A bushfire that has been burning across the Highlands since Saturday has caused extensive damage to a nature reserve, according to RSPB Scotland.
The charity said many ground-nesting birds, including partridges, had lost young or eggs in the incident near Cannich, south of Inverness.
Hundreds of native trees planted to regenerate habitats in the RSPB’s Corrimony reserve were also destroyed.
Smoke from the fire was detected by NASA satellites earlier this week.
The Scottish Fire and Rescue Service (SFRS) was first called to the fire shortly before 1pm on Sunday.
It was brought under control on Wednesday, but more than 20 firefighters remain at the scene dealing with “deep hot spots”.
RSPB Scotland said it had yet to fully assess the fire’s impact on wildlife.
Simon McLaughlin, from the reserve, said he found that fast-moving species such as spiders and lizards survived.
But others, including frogs, were found dead.
RSPB Scotland thanked the dozens of firefighters and property workers involved in the effort to extinguish the blaze.
The charity said: “The damage to Corrimony is extensive and made even more devastating by the impact on many ground-nesting birds that have lost their young and eggs.”
Earlier this week, NASA satellite images showed smoke from the fire drifting 12 miles (20 km) west towards Loch Ness.
People living near the fire were told to keep their doors and windows closed as a precaution against smoke.
The latest available satellite data suggest that the affected area may be smaller than previously feared.
The SFRS estimated that the blaze burned an area of 30 square miles (80 square kilometres) of marsh and woodland, which would make it the largest bushfire seen in the UK.

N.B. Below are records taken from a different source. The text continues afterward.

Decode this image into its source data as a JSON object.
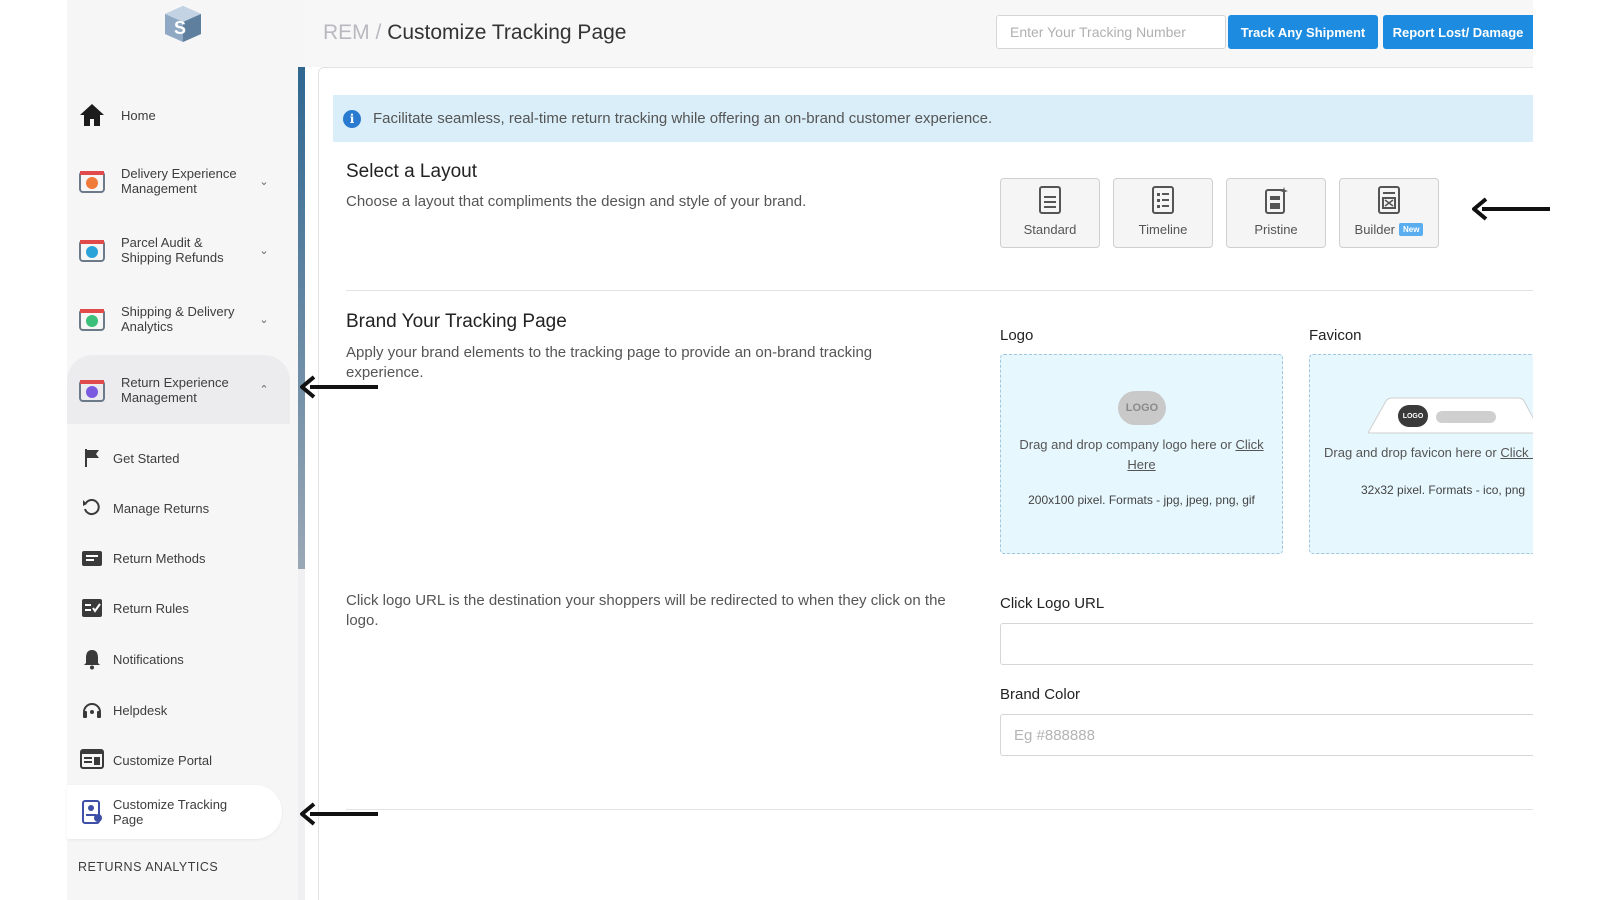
{
  "sidebar": {
    "items": [
      {
        "label": "Home",
        "icon": "home-icon"
      },
      {
        "label": "Delivery Experience Management",
        "icon": "delivery-experience-icon"
      },
      {
        "label": "Parcel Audit & Shipping Refunds",
        "icon": "parcel-audit-icon"
      },
      {
        "label": "Shipping & Delivery Analytics",
        "icon": "shipping-analytics-icon"
      },
      {
        "label": "Return Experience Management",
        "icon": "return-experience-icon"
      }
    ],
    "sub_items": [
      {
        "label": "Get Started",
        "icon": "flag-icon"
      },
      {
        "label": "Manage Returns",
        "icon": "undo-icon"
      },
      {
        "label": "Return Methods",
        "icon": "return-methods-icon"
      },
      {
        "label": "Return Rules",
        "icon": "checklist-icon"
      },
      {
        "label": "Notifications",
        "icon": "bell-icon"
      },
      {
        "label": "Helpdesk",
        "icon": "headset-icon"
      },
      {
        "label": "Customize Portal",
        "icon": "portal-icon"
      },
      {
        "label": "Customize Tracking Page",
        "icon": "tracking-page-icon"
      }
    ],
    "section_label": "RETURNS ANALYTICS"
  },
  "header": {
    "crumb_parent": "REM",
    "crumb_sep": "/",
    "title": "Customize Tracking Page",
    "tracking_placeholder": "Enter Your Tracking Number",
    "track_button": "Track Any Shipment",
    "report_button": "Report Lost/ Damage"
  },
  "info_banner": "Facilitate seamless, real-time return tracking while offering an on-brand customer experience.",
  "layout_section": {
    "title": "Select a Layout",
    "subtitle": "Choose a layout that compliments the design and style of your brand.",
    "options": [
      {
        "label": "Standard"
      },
      {
        "label": "Timeline"
      },
      {
        "label": "Pristine"
      },
      {
        "label": "Builder",
        "badge": "New"
      }
    ]
  },
  "brand_section": {
    "title": "Brand Your Tracking Page",
    "subtitle": "Apply your brand elements to the tracking page to provide an on-brand tracking experience.",
    "logo": {
      "label": "Logo",
      "placeholder_text": "LOGO",
      "drop_text": "Drag and drop company logo here or",
      "link_text": "Click Here",
      "formats": "200x100 pixel. Formats - jpg, jpeg, png, gif"
    },
    "favicon": {
      "label": "Favicon",
      "placeholder_text": "LOGO",
      "drop_text": "Drag and drop favicon here or",
      "link_text": "Click Here",
      "formats": "32x32 pixel. Formats - ico, png"
    },
    "click_logo_desc": "Click logo URL is the destination your shoppers will be redirected to when they click on the logo.",
    "click_logo_label": "Click Logo URL",
    "click_logo_value": "",
    "brand_color_label": "Brand Color",
    "brand_color_placeholder": "Eg #888888"
  },
  "colors": {
    "primary": "#1d8ce0",
    "info_bg": "#d9eef9",
    "dropzone_bg": "#e6f7fd"
  }
}
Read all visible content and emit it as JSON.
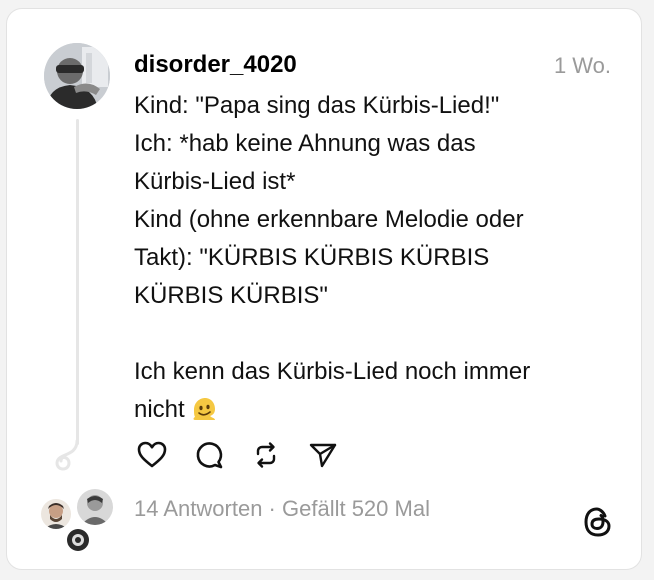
{
  "post": {
    "username": "disorder_4020",
    "time": "1 Wo.",
    "lines": [
      "Kind: \"Papa sing das Kürbis-Lied!\"",
      "Ich: *hab keine Ahnung was das",
      "Kürbis-Lied ist*",
      "Kind (ohne erkennbare Melodie oder",
      "Takt): \"KÜRBIS KÜRBIS KÜRBIS",
      "KÜRBIS KÜRBIS\"",
      "Ich kenn das Kürbis-Lied noch immer",
      "nicht"
    ],
    "emoji": "melting-face-emoji"
  },
  "actions": {
    "like": "heart-icon",
    "reply": "comment-icon",
    "repost": "repost-icon",
    "share": "send-icon"
  },
  "stats": {
    "replies": "14 Antworten",
    "separator": " · ",
    "likes": "Gefällt 520 Mal"
  },
  "colors": {
    "text": "#111111",
    "muted": "#9a9a9a",
    "line": "#e6e6e6",
    "emoji": "#f5c842"
  }
}
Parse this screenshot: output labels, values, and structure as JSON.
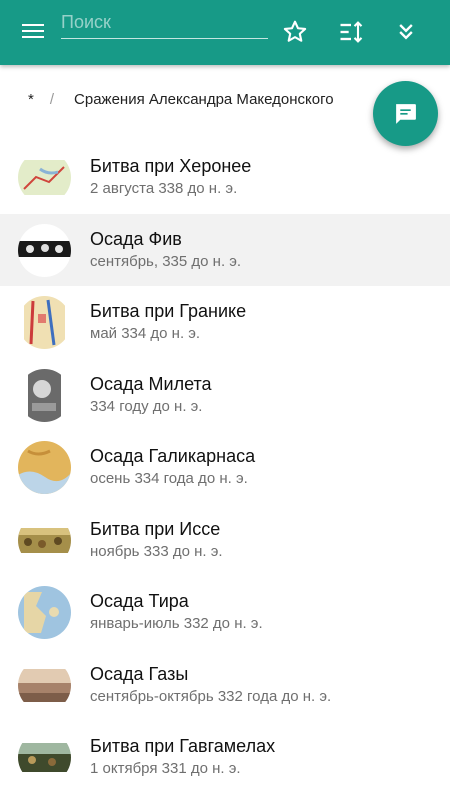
{
  "search": {
    "placeholder": "Поиск"
  },
  "breadcrumb": {
    "home": "*",
    "separator": "/",
    "current": "Сражения Александра Македонского"
  },
  "colors": {
    "accent": "#179a87",
    "selected_row": "#f2f2f2"
  },
  "items": [
    {
      "title": "Битва при Херонее",
      "date": "2 августа 338 до н. э."
    },
    {
      "title": "Осада Фив",
      "date": "сентябрь, 335 до н. э."
    },
    {
      "title": "Битва при Гранике",
      "date": "май 334 до н. э."
    },
    {
      "title": "Осада Милета",
      "date": "334 году до н. э."
    },
    {
      "title": "Осада Галикарнаса",
      "date": "осень 334 года до н. э."
    },
    {
      "title": "Битва при Иссе",
      "date": "ноябрь 333 до н. э."
    },
    {
      "title": "Осада Тира",
      "date": "январь-июль 332 до н. э."
    },
    {
      "title": "Осада Газы",
      "date": "сентябрь-октябрь 332 года до н. э."
    },
    {
      "title": "Битва при Гавгамелах",
      "date": "1 октября 331 до н. э."
    }
  ]
}
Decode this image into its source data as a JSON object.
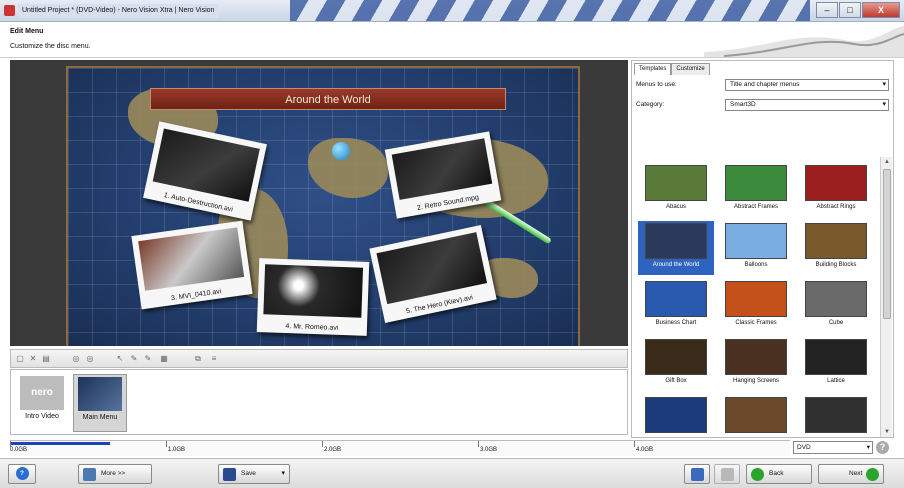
{
  "window": {
    "title": "Untitled Project * (DVD-Video) - Nero Vision Xtra | Nero Vision",
    "controls": {
      "minimize": "–",
      "maximize": "□",
      "close": "X"
    }
  },
  "header": {
    "title": "Edit Menu",
    "subtitle": "Customize the disc menu."
  },
  "preview": {
    "banner": "Around the World",
    "photos": [
      "1. Auto-Destruction.avi",
      "2. Retro Sound.mpg",
      "3. MVI_0410.avi",
      "4. Mr. Romeo.avi",
      "5. The Hero (Kiev).avi"
    ]
  },
  "toolbar": {
    "icons": [
      "page-icon",
      "delete-icon",
      "save-icon",
      "circle-icon",
      "circle-icon",
      "cursor-icon",
      "pen-icon",
      "pen-icon",
      "grid-icon",
      "copy-icon",
      "align-icon"
    ]
  },
  "tray": {
    "items": [
      {
        "label": "Intro Video",
        "selected": false
      },
      {
        "label": "Main Menu",
        "selected": true
      }
    ],
    "intro_logo": "nero"
  },
  "panel": {
    "tabs": [
      "Templates",
      "Customize"
    ],
    "menus_label": "Menus to use:",
    "menus_value": "Title and chapter menus",
    "category_label": "Category:",
    "category_value": "Smart3D",
    "templates": [
      {
        "name": "Abacus",
        "color": "#5a7a3a",
        "selected": false
      },
      {
        "name": "Abstract Frames",
        "color": "#3c8a3c",
        "selected": false
      },
      {
        "name": "Abstract Rings",
        "color": "#9a1e1e",
        "selected": false
      },
      {
        "name": "Around the World",
        "color": "#2a3a5a",
        "selected": true
      },
      {
        "name": "Balloons",
        "color": "#7aaee0",
        "selected": false
      },
      {
        "name": "Building Blocks",
        "color": "#7a5a2a",
        "selected": false
      },
      {
        "name": "Business Chart",
        "color": "#2a5ab0",
        "selected": false
      },
      {
        "name": "Classic Frames",
        "color": "#c4501a",
        "selected": false
      },
      {
        "name": "Cube",
        "color": "#6a6a6a",
        "selected": false
      },
      {
        "name": "Gift Box",
        "color": "#3a2a1a",
        "selected": false
      },
      {
        "name": "Hanging Screens",
        "color": "#4a3020",
        "selected": false
      },
      {
        "name": "Lattice",
        "color": "#222222",
        "selected": false
      },
      {
        "name": "",
        "color": "#1a3a7a",
        "selected": false
      },
      {
        "name": "",
        "color": "#6a4a2a",
        "selected": false
      },
      {
        "name": "",
        "color": "#303030",
        "selected": false
      }
    ]
  },
  "capacity": {
    "labels": [
      "0.0GB",
      "1.0GB",
      "2.0GB",
      "3.0GB",
      "4.0GB"
    ],
    "used_fraction": 0.02,
    "disc_type": "DVD"
  },
  "buttons": {
    "help": "?",
    "more": "More >>",
    "save": "Save",
    "back": "Back",
    "next": "Next"
  },
  "colors": {
    "accent": "#2e64c0",
    "banner": "#8a2e20",
    "capacity_fill": "#1b43c0"
  }
}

The service said it is now estimated to be five square miles (15 square kilometers) in size.
Wildfire analysts said the latest available satellite images suggested the “monumental” firefighting effort contained the incident.
SFRS Group Commander Niall MacLennan said: “This was a challenging fire on a large scale, which has undoubtedly affected the rural community here.
“Our teams, who have been working tirelessly since Sunday to combat this forest fire, will remain on site until it is safe.”
At the height of the incident earlier this week, SFRS had nine devices and their crews on site. They were helped by workers on the estate including game warden, RSPB staff and helicopter gunships.
Two firefighters were injured during the operation after their all-terrain vehicle overturned. They were taken to the hospital and discharged after treatment.
Speaking in the Scottish Parliament, Community Safety Minister Siobhian Brown said the bushfires posed a threat to life and the environment.
She said: “Thank you to all the firefighters and others fighting this fire.
“The weather and conditions at this time of year allow fires to start easily and spread quickly.
“The smallest fire can spread and devastate entire communities, hillsides, livestock, farmland, wildlife, protected lands and places of special interest.”
In a tweet, wildfire analyst Dr. Thomas Smith, an associate professor at the London School of Economics, described a “monumental” effort to bring the fire under control.
Analysis of the latest satellite images available by Dr. Smith and others suggested that the damage covered a smaller area than previously thought.
Michael Bruce of Aberdeenshire-based Firebreak Services Ltd said a satellite used by the European Forest Fire Information System and the EU’s Copernicus program indicated that 2,426 acres (982 ha) were involved.
But he added that it could go as high as 2,718 acres (1,100 ha) because of hotspots outside the main fire area.
Bruce said: “It was a tremendously successful joint effort by SFRS and local landowners that were able to contain the fire to this size.
“It’s always difficult to establish the size of the fire quickly, with smoke and spread going on, and the focus of people on the ground is fighting the fire.”